Tourism is a very important part of the Welsh Economy. This is because:
Tourists spend over £8 million a day in Wales - this adds up to around £3 billion a year!
About 100,000 people in Wales are employed in the tourism industry. This accounts for nearly ten per cent of the workforce.
Over one million tourists come to Wales every year. The most popular origins of overseas visitors are from the Republic of Ireland, USA and Germany.
The most popular activities for tourists visiting Wales include: walking, swimming and visiting historical attractions such as castles, museums and galleries.
The most popular attraction in Wales is the Museum of Welsh Life which attracts over 600,000 visitors per year.
There are over 80,000 bed spaces available in Wales.
So tourism is really important, but what is it about Wales that makes it such a tourist attraction?
To answer this question we need to know about the different types of tourist attractions. We can classify tourism as being due to either physical or human reasons.
Physical geography means things to do with the natural world. Wales has some beautiful beaches such as this one in Llangrannog in West Wales (Llangrannog is also a human tourist attraction).

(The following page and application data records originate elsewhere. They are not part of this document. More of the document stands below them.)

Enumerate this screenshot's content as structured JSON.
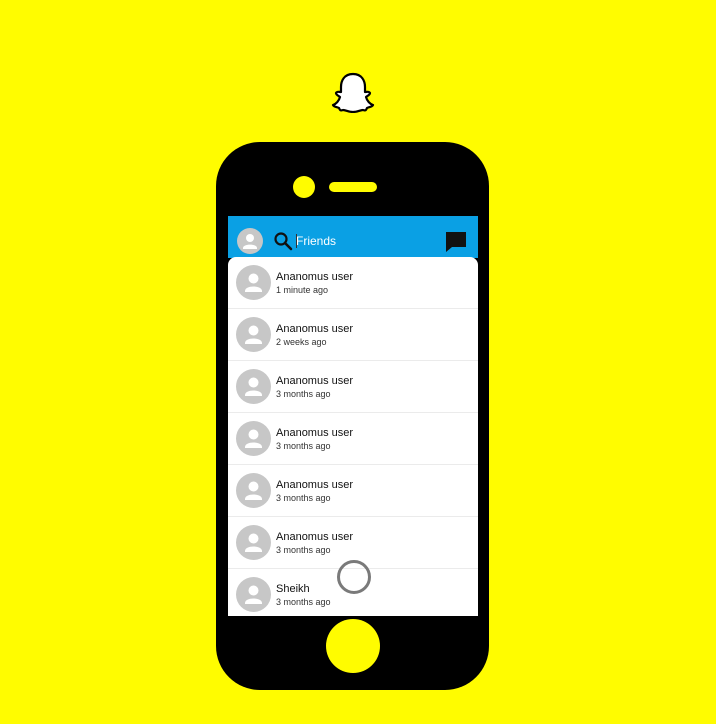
{
  "colors": {
    "background": "#FFFC00",
    "header": "#0AA0E4",
    "phone": "#000000",
    "avatar": "#C7C7C7"
  },
  "header": {
    "search_placeholder": "Friends",
    "icons": [
      "avatar-icon",
      "search-icon",
      "chat-icon"
    ]
  },
  "conversations": [
    {
      "name": "Ananomus user",
      "time": "1 minute ago"
    },
    {
      "name": "Ananomus user",
      "time": "2 weeks ago"
    },
    {
      "name": "Ananomus user",
      "time": "3 months ago"
    },
    {
      "name": "Ananomus user",
      "time": "3 months ago"
    },
    {
      "name": "Ananomus user",
      "time": "3 months ago"
    },
    {
      "name": "Ananomus user",
      "time": "3 months ago"
    },
    {
      "name": "Sheikh",
      "time": "3 months ago"
    }
  ]
}
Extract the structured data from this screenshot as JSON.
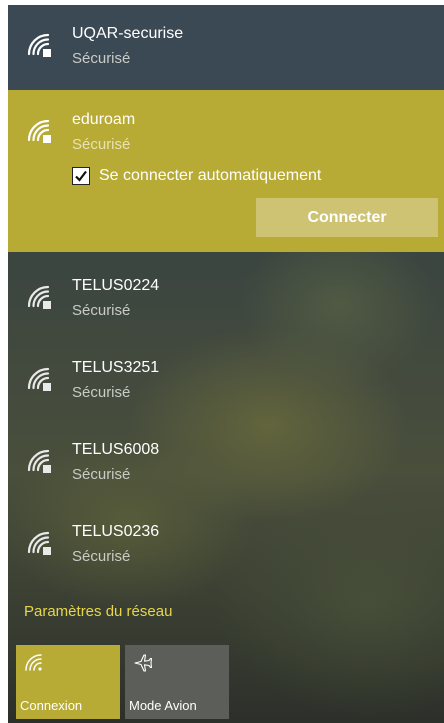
{
  "networks": [
    {
      "name": "UQAR-securise",
      "status": "Sécurisé"
    },
    {
      "name": "eduroam",
      "status": "Sécurisé"
    },
    {
      "name": "TELUS0224",
      "status": "Sécurisé"
    },
    {
      "name": "TELUS3251",
      "status": "Sécurisé"
    },
    {
      "name": "TELUS6008",
      "status": "Sécurisé"
    },
    {
      "name": "TELUS0236",
      "status": "Sécurisé"
    }
  ],
  "selected": {
    "auto_connect_label": "Se connecter automatiquement",
    "auto_connect_checked": true,
    "connect_label": "Connecter"
  },
  "settings_link": "Paramètres du réseau",
  "quick_actions": [
    {
      "label": "Connexion",
      "icon": "wifi-icon",
      "active": true
    },
    {
      "label": "Mode Avion",
      "icon": "airplane-icon",
      "active": false
    }
  ],
  "colors": {
    "accent": "#b7aa35",
    "connect_button": "#cdc373",
    "settings_link": "#e7d64a",
    "top_row_bg": "#3b4955"
  }
}
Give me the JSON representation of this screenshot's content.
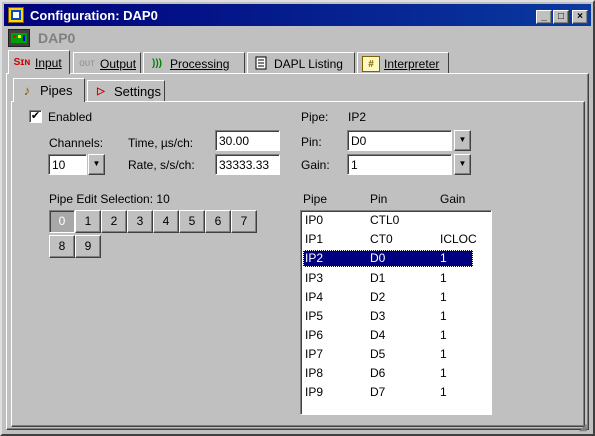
{
  "window": {
    "title": "Configuration:  DAP0",
    "subtitle": "DAP0"
  },
  "title_buttons": {
    "minimize": "_",
    "maximize": "□",
    "close": "×"
  },
  "main_tabs": [
    {
      "label": "Input",
      "icon": "input-icon"
    },
    {
      "label": "Output",
      "icon": "output-icon"
    },
    {
      "label": "Processing",
      "icon": "processing-icon"
    },
    {
      "label": "DAPL Listing",
      "icon": "listing-icon"
    },
    {
      "label": "Interpreter",
      "icon": "interpreter-icon"
    }
  ],
  "sub_tabs": [
    {
      "label": "Pipes",
      "icon": "pipes-icon"
    },
    {
      "label": "Settings",
      "icon": "settings-icon"
    }
  ],
  "pipes": {
    "enabled_label": "Enabled",
    "enabled_checked": true,
    "channels_label": "Channels:",
    "channels_value": "10",
    "time_label": "Time, µs/ch:",
    "time_value": "30.00",
    "rate_label": "Rate, s/s/ch:",
    "rate_value": "33333.33",
    "pipe_label": "Pipe:",
    "pipe_value": "IP2",
    "pin_label": "Pin:",
    "pin_value": "D0",
    "gain_label": "Gain:",
    "gain_value": "1",
    "edit_selection_label": "Pipe Edit Selection:  10",
    "pipe_buttons": [
      "0",
      "1",
      "2",
      "3",
      "4",
      "5",
      "6",
      "7",
      "8",
      "9"
    ],
    "selected_pipe_button": "0"
  },
  "pipe_table": {
    "headers": [
      "Pipe",
      "Pin",
      "Gain"
    ],
    "rows": [
      [
        "IP0",
        "CTL0",
        ""
      ],
      [
        "IP1",
        "CT0",
        "ICLOC"
      ],
      [
        "IP2",
        "D0",
        "1"
      ],
      [
        "IP3",
        "D1",
        "1"
      ],
      [
        "IP4",
        "D2",
        "1"
      ],
      [
        "IP5",
        "D3",
        "1"
      ],
      [
        "IP6",
        "D4",
        "1"
      ],
      [
        "IP7",
        "D5",
        "1"
      ],
      [
        "IP8",
        "D6",
        "1"
      ],
      [
        "IP9",
        "D7",
        "1"
      ]
    ],
    "selected_row": "IP2"
  },
  "colors": {
    "titlebar": "#00007b",
    "selection": "#000080",
    "face": "#c0c0c0"
  }
}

Other physical attractions include Mount Snowdon in North Wales. People travel thousands of miles just to see these views.
The three most outstanding places of beauty in Wales have been made National Parks. Other physical attractions include the clean rivers, countryside and even cave systems which extend for miles in underground caverns beneath much of South West Wales.
National Parks are areas of outstanding natural beauty that have been given legal protection by an act of parliament. In Wales there are three National Parks:
The Snowdonia National Park in North Wales
The Pembrokeshire Coast National Park in West Wales
The Brecon Beacons National Park in South Wales
Human geography means things to do with people in Wales. This can include cultural, historical or even sporting events. Cultural includes things to do with language and art. Llangrannog attracts tourists not just because of its beach but because it has a residential centre owned by Urdd Gobaith Cymru (Wales's League of Youth). This is where people go to learn and improve their Welsh language skills.
Other major cultural attractions include Eisteddfods such as the Llangollen International Music Eisteddfod which this year will be attracting thousands of tourists to North Wales between 5th – 11th July.
A major category is historical and includes sites like the magnificent castles of North Wales such as this one here in Caernarvon. Other historical attractions include industrial sites such as the National Slate Museum in Llanberis in North Wales or the Big Pit mining museum in Blaenavon in South Wales.
Sporting activities also attract large numbers of visitors to Wales either as spectators or as participants. Big spectator events include the rugby internationals, the Wales Rally G.B. and in October 2010 the Ryder Cup will be be help in Wales.
The most obvious benefit of tourism to an area is that tourists spend money and this provides jobs. Nearly ten per cent of jobs in Wales depend directly on tourism and many more depend on the money that these jobs earn. However, there are other benefits like improved facilities such as swimming pools or cinemas to accommodate tourists.
It is not all good news! Tourists bring problems: walkers leave open farm gates or drop litter causing farmers many problems (tourists don't always follow the countryside code).
Respect - Protect - Enjoy
Be Safe - plan ahead and follow any signs.
Leave gates and property as you find them.
Protect plants and animals, and take your litter home.
Keep dogs under close control.
Consider other people.
Popular tourist spots are sometimes called honeypot sites – a sweet honeypot left in the garden on a warm summer's day soon attracts a lot of wasps and starts to become something nasty! When too many tourists visit a place they spoil it. This includes pollution from cars, crowds of people and far too often traffic jams on motorways during the tourism season.
These disadvantages sometimes leads to Conflict. Conflict doesn't mean fighting but road rage has led to more than one bout of fisticuffs! It means that different people want different things. For example, a tourist wants to visit an area to go walking; this is great for a hotel owner and local pub landlord. But this is bad news for farmer who has a sheep killed on a road because the walker left a field gate open!
Choose a tourist attraction that you have visited in Wales:
What are the physical and human features that attract tourists?
What are the benefits of tourism to that location?
What are the disadvantages of tourism to that location?
What kinds of conflicts might this create?